■ Exercise ■
Because only the count matters, report how many lines in the material hold the string "this" and nothing more.

--- The data ---

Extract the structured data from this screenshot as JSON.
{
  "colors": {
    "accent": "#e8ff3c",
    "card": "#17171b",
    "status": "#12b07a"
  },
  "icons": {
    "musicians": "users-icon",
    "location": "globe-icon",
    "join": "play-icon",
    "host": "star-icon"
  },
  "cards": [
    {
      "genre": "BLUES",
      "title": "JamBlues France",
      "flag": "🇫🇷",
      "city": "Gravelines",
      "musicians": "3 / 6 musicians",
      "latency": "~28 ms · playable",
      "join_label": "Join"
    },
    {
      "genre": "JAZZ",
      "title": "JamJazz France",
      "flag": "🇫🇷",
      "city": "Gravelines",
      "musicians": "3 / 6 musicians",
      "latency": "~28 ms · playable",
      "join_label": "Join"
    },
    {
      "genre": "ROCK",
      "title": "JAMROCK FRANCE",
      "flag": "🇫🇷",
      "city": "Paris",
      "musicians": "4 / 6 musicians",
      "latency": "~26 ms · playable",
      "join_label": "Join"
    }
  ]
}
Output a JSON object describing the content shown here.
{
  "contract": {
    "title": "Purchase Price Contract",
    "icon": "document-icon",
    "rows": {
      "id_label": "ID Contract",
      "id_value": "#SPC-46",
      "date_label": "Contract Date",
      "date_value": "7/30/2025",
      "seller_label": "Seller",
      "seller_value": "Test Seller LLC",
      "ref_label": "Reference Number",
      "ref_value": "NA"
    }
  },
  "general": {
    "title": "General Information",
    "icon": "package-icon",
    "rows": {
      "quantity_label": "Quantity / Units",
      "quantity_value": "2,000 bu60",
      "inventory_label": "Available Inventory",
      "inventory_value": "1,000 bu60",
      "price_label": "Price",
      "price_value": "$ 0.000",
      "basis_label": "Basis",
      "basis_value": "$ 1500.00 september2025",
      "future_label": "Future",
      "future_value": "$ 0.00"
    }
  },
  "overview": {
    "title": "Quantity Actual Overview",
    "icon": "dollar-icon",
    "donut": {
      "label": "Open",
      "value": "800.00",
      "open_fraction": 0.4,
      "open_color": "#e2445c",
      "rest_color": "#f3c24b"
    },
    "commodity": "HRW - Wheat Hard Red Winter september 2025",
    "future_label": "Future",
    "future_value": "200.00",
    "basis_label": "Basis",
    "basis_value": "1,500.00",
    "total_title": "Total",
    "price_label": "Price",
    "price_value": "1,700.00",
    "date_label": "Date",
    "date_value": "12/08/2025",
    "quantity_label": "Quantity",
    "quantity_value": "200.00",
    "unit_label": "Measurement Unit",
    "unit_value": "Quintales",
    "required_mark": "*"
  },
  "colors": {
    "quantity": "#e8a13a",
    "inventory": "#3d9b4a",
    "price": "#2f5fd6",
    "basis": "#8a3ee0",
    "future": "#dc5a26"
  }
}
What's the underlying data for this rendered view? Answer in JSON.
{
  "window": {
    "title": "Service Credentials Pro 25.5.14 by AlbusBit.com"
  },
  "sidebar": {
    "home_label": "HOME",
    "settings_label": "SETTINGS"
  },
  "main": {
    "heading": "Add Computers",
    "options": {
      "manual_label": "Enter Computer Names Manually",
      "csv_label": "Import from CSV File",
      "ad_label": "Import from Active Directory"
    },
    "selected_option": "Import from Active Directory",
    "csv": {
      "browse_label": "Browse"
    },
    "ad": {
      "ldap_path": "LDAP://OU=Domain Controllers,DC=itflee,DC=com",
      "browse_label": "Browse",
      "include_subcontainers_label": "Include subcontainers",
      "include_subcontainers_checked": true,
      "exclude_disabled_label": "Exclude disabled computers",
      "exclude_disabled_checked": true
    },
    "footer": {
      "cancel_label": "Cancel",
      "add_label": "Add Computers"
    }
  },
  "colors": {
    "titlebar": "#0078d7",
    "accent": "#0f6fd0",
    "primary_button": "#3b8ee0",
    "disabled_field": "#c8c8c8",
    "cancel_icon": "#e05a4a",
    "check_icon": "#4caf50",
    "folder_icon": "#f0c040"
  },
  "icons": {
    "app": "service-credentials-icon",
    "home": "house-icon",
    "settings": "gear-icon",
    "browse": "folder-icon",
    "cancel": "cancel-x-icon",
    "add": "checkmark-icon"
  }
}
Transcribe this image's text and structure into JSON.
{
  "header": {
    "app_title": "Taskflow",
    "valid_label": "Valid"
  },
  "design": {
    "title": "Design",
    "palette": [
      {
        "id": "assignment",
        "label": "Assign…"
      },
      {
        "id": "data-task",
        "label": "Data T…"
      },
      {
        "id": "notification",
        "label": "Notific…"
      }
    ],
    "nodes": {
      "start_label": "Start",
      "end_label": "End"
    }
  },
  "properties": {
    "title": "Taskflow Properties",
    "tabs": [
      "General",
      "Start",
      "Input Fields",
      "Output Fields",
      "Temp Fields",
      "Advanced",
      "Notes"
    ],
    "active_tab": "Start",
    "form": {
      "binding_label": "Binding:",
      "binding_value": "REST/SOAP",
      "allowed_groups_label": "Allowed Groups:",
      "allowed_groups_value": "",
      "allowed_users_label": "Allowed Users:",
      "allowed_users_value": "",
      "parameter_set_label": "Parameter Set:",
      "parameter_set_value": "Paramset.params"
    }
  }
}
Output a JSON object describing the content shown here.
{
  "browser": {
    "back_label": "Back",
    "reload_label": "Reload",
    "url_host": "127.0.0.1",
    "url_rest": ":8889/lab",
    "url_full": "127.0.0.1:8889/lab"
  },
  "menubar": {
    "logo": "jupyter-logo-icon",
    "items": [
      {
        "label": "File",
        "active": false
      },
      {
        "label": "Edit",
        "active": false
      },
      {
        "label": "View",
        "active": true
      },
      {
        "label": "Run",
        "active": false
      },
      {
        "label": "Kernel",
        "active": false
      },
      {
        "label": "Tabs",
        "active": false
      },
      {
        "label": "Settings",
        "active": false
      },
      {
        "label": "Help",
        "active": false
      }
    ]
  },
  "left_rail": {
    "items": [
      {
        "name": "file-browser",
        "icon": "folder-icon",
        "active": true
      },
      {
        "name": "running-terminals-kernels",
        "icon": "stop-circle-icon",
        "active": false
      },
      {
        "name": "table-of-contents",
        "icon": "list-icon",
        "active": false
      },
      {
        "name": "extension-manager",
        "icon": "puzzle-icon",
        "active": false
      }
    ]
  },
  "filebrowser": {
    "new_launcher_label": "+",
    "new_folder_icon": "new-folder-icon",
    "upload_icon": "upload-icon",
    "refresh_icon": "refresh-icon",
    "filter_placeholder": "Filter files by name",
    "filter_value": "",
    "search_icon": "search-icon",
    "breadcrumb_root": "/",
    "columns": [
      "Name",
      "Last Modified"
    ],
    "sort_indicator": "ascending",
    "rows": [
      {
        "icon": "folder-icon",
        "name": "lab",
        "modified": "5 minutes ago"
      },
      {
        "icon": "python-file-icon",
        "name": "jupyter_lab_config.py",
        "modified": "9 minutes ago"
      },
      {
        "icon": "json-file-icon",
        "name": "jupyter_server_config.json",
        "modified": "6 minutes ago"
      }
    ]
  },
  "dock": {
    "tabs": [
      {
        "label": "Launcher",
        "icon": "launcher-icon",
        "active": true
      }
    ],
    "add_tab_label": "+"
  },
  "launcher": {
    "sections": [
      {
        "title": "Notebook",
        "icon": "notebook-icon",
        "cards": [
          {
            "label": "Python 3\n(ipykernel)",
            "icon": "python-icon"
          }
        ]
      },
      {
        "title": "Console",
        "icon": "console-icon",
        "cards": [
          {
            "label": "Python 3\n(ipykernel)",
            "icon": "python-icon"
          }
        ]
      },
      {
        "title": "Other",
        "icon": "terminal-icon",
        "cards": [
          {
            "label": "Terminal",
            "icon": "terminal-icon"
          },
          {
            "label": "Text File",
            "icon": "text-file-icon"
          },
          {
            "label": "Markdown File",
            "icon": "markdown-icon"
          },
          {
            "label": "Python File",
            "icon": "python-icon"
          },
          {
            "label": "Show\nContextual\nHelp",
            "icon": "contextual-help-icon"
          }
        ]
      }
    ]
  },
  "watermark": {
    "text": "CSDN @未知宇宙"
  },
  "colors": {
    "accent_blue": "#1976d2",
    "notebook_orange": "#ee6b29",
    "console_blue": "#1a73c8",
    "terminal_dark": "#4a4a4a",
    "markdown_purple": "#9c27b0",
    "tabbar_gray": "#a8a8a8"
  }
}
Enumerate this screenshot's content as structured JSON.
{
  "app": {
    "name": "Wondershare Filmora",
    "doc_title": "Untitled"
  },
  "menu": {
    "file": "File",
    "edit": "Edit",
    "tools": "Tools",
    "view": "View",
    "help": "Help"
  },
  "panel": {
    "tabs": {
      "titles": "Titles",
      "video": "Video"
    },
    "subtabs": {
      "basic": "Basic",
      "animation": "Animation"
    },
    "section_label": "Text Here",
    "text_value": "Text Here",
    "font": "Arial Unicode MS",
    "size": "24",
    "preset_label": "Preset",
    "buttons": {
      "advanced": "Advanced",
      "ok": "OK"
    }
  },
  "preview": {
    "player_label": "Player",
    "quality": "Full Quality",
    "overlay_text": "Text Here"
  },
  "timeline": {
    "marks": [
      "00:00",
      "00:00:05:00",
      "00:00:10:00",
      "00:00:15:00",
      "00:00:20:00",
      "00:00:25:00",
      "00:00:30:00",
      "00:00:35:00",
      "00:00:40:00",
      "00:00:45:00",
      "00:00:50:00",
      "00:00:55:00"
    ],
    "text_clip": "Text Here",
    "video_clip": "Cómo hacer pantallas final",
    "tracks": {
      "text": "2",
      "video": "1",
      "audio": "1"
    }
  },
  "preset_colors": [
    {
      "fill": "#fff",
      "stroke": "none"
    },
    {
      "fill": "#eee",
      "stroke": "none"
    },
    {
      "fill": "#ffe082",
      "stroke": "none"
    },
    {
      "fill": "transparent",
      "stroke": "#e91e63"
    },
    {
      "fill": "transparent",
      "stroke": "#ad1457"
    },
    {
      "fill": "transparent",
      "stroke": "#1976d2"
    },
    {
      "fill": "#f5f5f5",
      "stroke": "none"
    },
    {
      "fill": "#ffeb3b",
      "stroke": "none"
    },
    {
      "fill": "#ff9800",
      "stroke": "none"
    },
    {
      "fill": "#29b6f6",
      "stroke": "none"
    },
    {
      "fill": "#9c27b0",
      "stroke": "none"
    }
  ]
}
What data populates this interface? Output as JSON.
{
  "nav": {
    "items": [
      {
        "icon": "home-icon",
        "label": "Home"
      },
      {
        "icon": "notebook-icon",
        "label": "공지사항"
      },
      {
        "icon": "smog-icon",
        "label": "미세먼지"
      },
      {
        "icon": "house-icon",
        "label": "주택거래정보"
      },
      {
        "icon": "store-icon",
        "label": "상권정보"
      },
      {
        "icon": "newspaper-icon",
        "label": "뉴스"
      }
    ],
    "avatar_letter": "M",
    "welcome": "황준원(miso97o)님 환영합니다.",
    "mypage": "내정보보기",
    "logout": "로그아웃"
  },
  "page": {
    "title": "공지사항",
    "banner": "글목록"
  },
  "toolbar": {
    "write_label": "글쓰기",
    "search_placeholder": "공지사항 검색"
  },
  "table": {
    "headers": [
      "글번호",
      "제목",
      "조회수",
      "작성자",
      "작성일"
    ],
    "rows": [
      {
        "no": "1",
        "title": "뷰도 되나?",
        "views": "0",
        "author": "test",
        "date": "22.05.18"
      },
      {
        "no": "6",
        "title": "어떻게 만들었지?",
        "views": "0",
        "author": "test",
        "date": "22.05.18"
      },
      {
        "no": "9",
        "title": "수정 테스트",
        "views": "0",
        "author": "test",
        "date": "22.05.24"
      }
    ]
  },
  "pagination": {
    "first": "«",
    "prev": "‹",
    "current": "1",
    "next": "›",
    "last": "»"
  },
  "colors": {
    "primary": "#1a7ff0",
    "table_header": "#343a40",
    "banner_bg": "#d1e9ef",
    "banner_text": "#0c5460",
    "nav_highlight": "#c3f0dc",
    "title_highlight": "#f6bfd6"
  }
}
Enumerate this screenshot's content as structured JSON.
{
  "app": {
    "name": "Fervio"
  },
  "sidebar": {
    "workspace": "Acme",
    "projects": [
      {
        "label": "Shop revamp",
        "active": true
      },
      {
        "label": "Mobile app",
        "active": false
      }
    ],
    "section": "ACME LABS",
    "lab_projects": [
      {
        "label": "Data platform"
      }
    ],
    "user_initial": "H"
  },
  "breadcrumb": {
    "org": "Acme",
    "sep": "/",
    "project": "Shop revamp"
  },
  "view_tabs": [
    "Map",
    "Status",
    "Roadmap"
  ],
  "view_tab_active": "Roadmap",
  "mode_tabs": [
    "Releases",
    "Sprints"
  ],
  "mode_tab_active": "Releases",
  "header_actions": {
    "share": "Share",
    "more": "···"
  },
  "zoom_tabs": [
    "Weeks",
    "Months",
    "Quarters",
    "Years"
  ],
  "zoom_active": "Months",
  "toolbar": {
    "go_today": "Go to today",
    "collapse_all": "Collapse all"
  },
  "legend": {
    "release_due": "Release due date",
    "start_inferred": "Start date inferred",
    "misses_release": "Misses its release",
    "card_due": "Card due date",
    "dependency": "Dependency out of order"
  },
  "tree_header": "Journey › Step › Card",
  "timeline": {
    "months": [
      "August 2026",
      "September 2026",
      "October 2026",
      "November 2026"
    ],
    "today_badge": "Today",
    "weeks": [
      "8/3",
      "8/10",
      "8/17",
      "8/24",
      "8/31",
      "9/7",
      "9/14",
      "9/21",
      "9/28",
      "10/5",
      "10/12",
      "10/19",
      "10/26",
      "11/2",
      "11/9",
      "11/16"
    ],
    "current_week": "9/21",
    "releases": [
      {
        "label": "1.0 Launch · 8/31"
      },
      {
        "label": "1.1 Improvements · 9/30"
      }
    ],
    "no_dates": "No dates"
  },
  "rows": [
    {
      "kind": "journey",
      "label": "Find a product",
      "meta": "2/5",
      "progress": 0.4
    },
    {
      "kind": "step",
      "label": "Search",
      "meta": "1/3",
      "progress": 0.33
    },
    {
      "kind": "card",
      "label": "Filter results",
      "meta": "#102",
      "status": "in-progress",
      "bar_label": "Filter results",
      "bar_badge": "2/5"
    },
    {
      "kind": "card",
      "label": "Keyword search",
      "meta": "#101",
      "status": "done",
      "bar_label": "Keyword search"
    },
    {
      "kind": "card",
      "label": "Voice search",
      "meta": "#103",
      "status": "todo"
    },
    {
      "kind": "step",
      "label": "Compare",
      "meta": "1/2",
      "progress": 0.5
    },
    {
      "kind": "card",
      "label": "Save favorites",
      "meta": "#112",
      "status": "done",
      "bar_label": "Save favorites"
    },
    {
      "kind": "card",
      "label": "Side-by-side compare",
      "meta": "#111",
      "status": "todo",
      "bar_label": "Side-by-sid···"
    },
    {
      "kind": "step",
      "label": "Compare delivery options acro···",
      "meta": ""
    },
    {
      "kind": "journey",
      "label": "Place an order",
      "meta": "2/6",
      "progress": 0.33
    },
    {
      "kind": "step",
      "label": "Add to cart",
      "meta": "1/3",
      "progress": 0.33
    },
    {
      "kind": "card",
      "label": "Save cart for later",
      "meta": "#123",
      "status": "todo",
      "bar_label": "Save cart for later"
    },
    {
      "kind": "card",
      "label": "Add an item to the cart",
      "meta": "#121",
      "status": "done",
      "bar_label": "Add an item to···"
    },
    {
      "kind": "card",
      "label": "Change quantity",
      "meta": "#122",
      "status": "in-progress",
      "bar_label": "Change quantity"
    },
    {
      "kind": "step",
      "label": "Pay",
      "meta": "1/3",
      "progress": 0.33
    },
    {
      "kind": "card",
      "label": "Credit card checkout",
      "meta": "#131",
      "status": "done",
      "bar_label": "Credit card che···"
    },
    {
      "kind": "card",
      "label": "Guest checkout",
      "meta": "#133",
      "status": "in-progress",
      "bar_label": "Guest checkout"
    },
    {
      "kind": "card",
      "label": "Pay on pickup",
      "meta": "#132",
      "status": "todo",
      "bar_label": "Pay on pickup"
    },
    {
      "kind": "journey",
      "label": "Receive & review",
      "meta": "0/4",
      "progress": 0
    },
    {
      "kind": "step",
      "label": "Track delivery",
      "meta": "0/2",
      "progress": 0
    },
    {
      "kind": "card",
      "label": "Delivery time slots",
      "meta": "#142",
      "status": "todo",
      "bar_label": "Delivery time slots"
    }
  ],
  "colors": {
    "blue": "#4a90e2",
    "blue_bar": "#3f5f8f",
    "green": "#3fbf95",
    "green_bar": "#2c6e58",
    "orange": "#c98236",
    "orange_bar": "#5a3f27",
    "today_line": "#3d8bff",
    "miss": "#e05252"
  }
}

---

■ Answer section ■
6